Children and armed conflict in South Sudan - Report of the Secretary General (S/2018/865) [EN/AR]
The present report, submitted pursuant to Security Council resolution 1612 (2005) and subsequent resolutions, is the second report of the Secretary-General on children and armed conflict in South Sudan. It contains information on the six grave violations against children that occurred between 1 October 2014 and 30 June 2018, the context in which they took place and identifies, where possible, the perpetrators.
The report documents alarming levels of all six grave violations against children committed by all parties to conflict throughout the reporting period, as well as the intensification of the impact on children as conflict progressively expanded from the greater Upper Nile region to the greater Equatoria region.
Recruitment and use, killing and maiming, rape and other forms of sexual violence and abductions by all parties to conflict were documented at particularly worrisome levels. Numerous incidents of attacks against schools and hospitals were verified throughout the reporting period.
In addition, high levels of denial of humanitarian access to children were documented, levels which were exacerbated after the crisis of July 2016. That, in parallel with a worsening security situation, impeded the ability of the United Nations to document and respond to violations against children.
The report provides a series of recommendations to end and prevent grave violations against children in South Sudan and to improve their protection.
1. The present report, submitted pursuant to Security Council resolution 1612 (2005) and subsequent resolutions on children and armed conflict, is the second report of the Secretary-General on the situation of children affected by armed conflict in South Sudan and covers the period from 1 October 2014 to 30 June 2018. It describes the trends and patterns of grave violations committed against children since the previous report (S/2014/884) and outlines challenges and progress in improving the situation of children since the May 2015 adoption of the conclusions of the Working Group on Children and Armed Conflict (S/AC.51/2015/1). Perpetrators of grave violations are, where possible, identified in the present report.
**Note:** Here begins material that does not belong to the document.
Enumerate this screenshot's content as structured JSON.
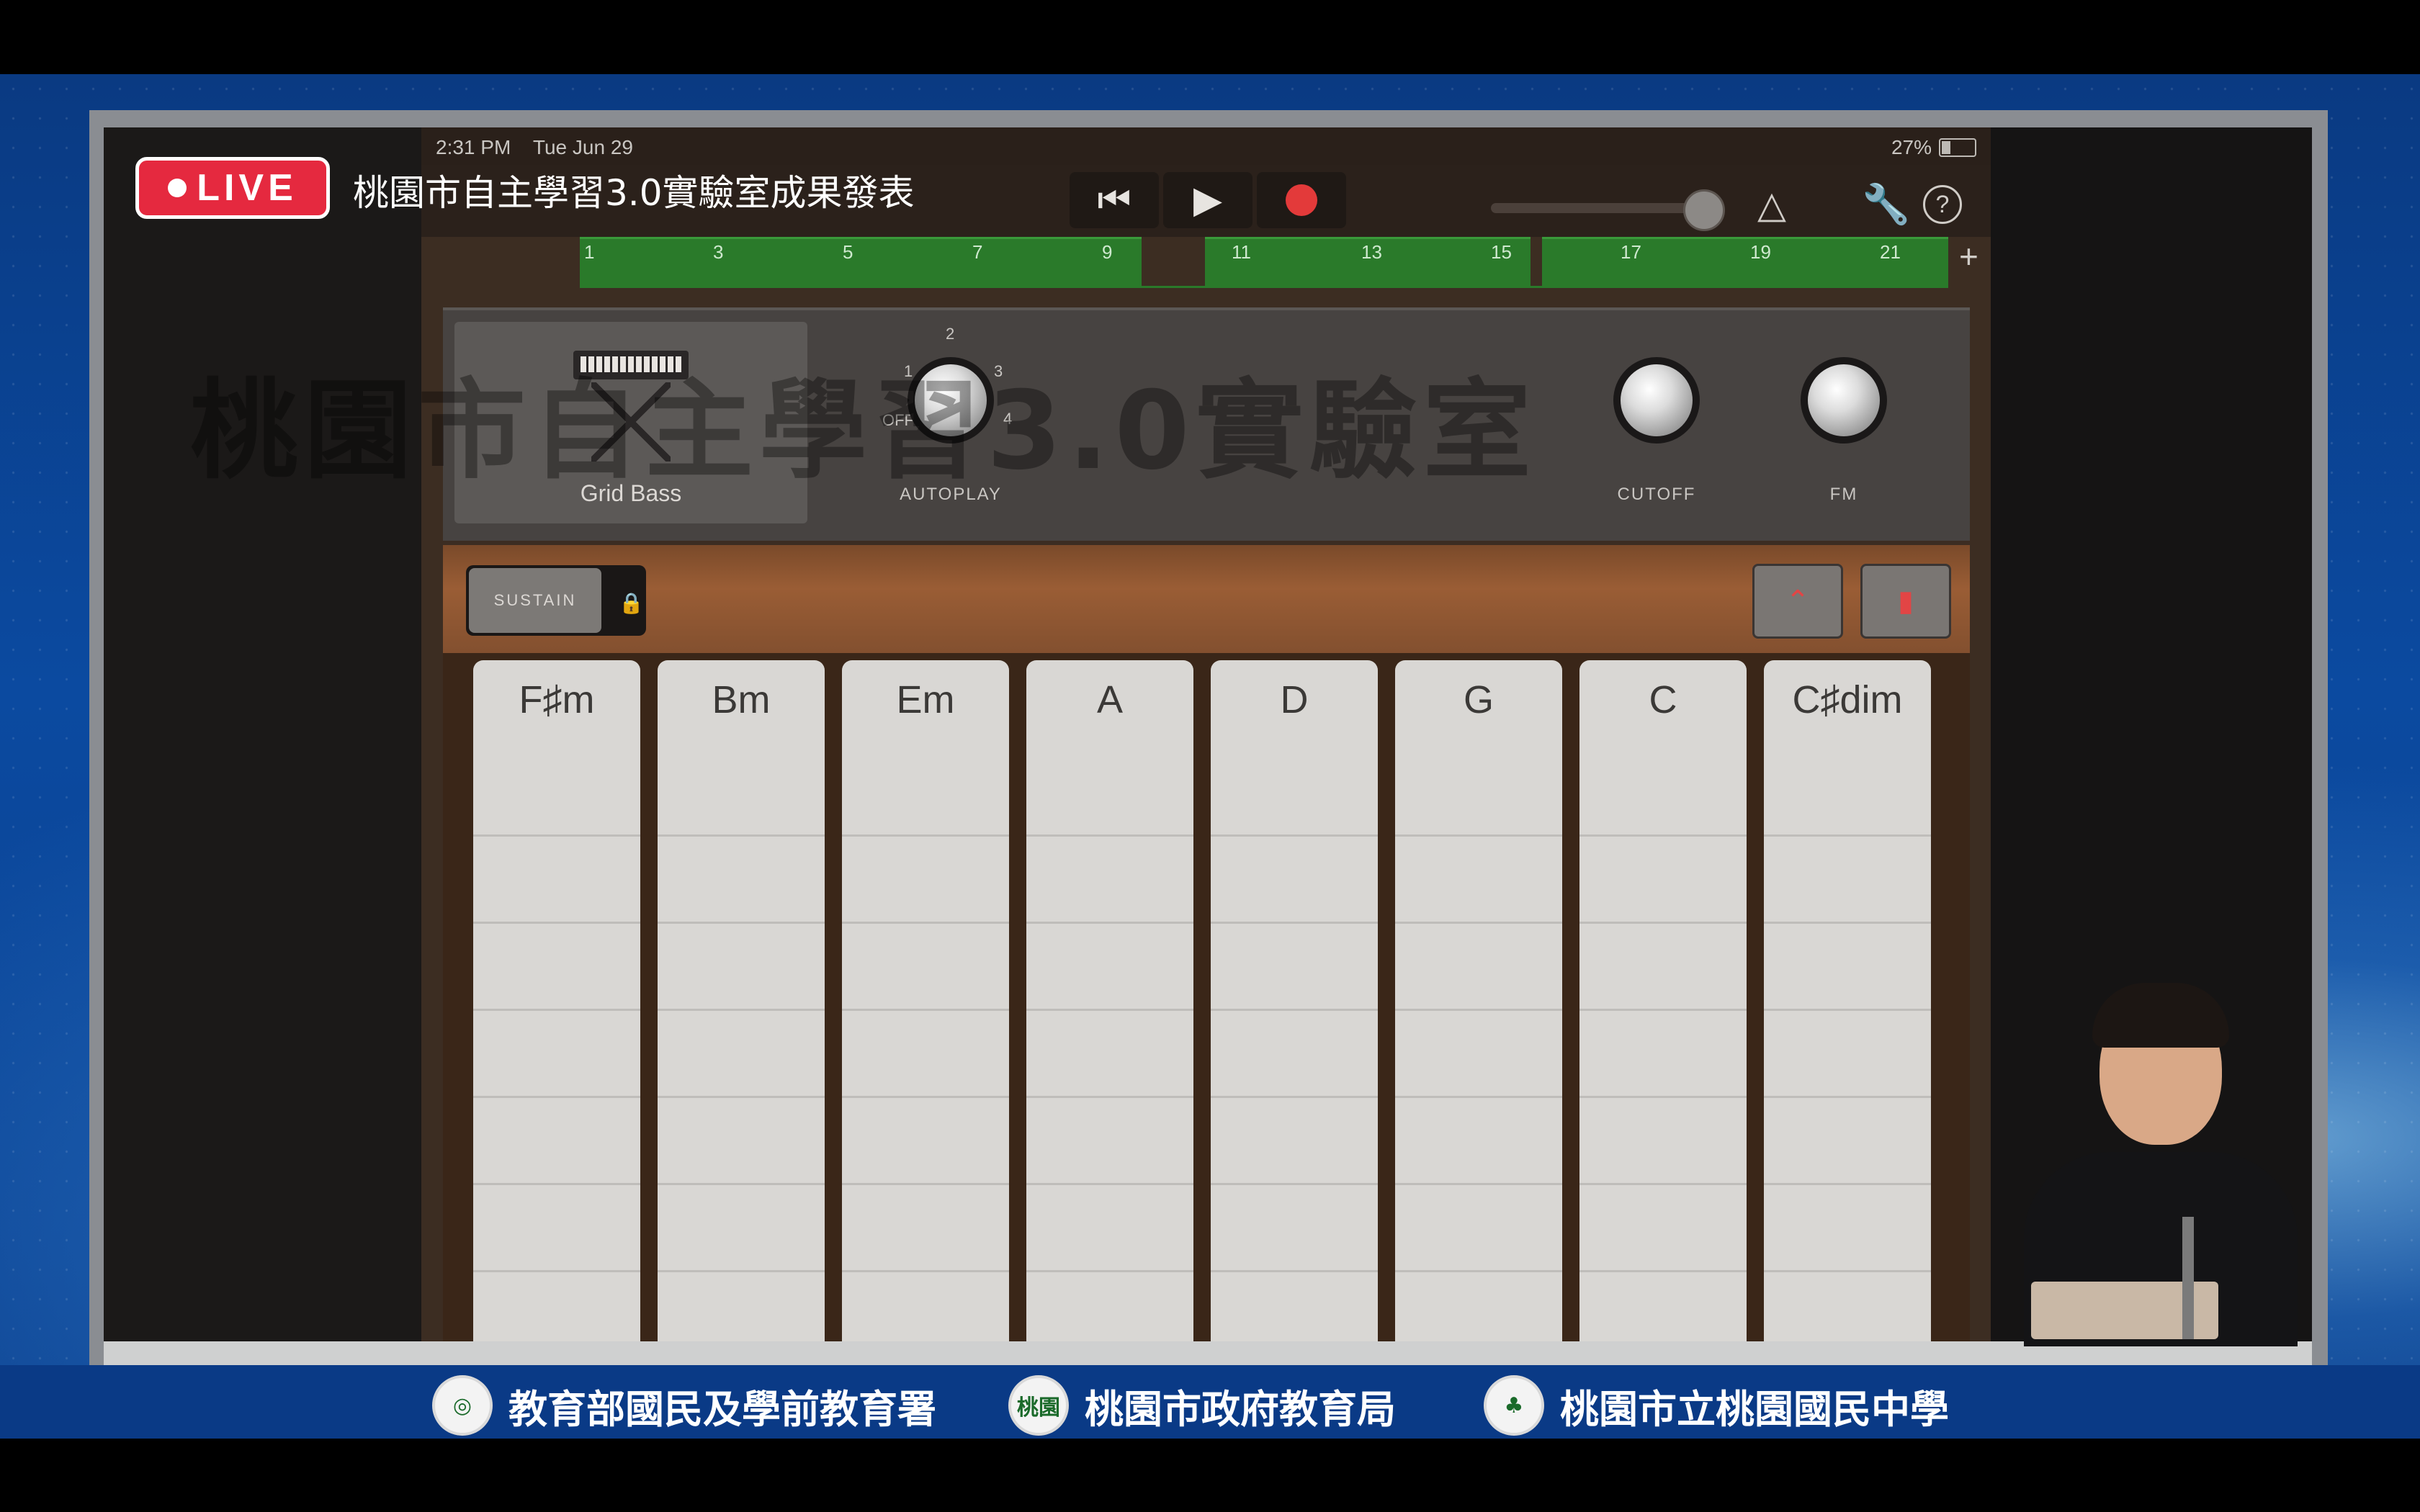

In that regard, in the annexes to my most recent annual report on children and armed conflict (S/2018/465), the Sudan People’s Liberation Army (SPLA), pro-Taban Deng Sudan People’s Liberation Army in Opposition (pro-Taban Deng SPLA-IO), pro-Machar Sudan People’s Liberation Army in Opposition (pro-Machar SPLA-IO) and the White Army was listed for the recruitment and use of children. SPLA was also listed for killing and maiming, rape and other forms of sexual violence, attacks on schools and hospitals and the abduction of children, and pro-Machar SPLA-IO and pro-Taban Deng SPLA-IO were listed for the killing and maiming of children.
2. The reporting period was marked by severe and persistent violations committed against children, including widespread killings, massive recruitment and use, sexual violence and abductions. The greater Upper Nile region witnessed gross human rights violations and abuses, including of children, as well as serious breaches of international humanitarian law, fuelled by inter-ethnic tensions, often emanating from historical disputes over land and resources and exacerbated by environmental change. The impact on children was devastating and had far-reaching consequences on individual lives and the social fabric.
3. Owing to the persistent denial of access, in particular in remote areas, resulting from bureaucratic impediments imposed mainly by the Government and security constraints, information collection was hampered throughout the reporting period and exacerbated after July 2016. That was illustrated by the increase in the number of denials of humanitarian access from 2016 (408) to 2017 (613), in parallel with a decrease in the number of verified violations from 2015 onwards and of incidents that the United Nations was unable to verify (1,008). It is therefore estimated that the violations committed against children were higher than reflected in the present report. However, the data herein provide an indication of the scale and nature of the grave violations against children in South Sudan.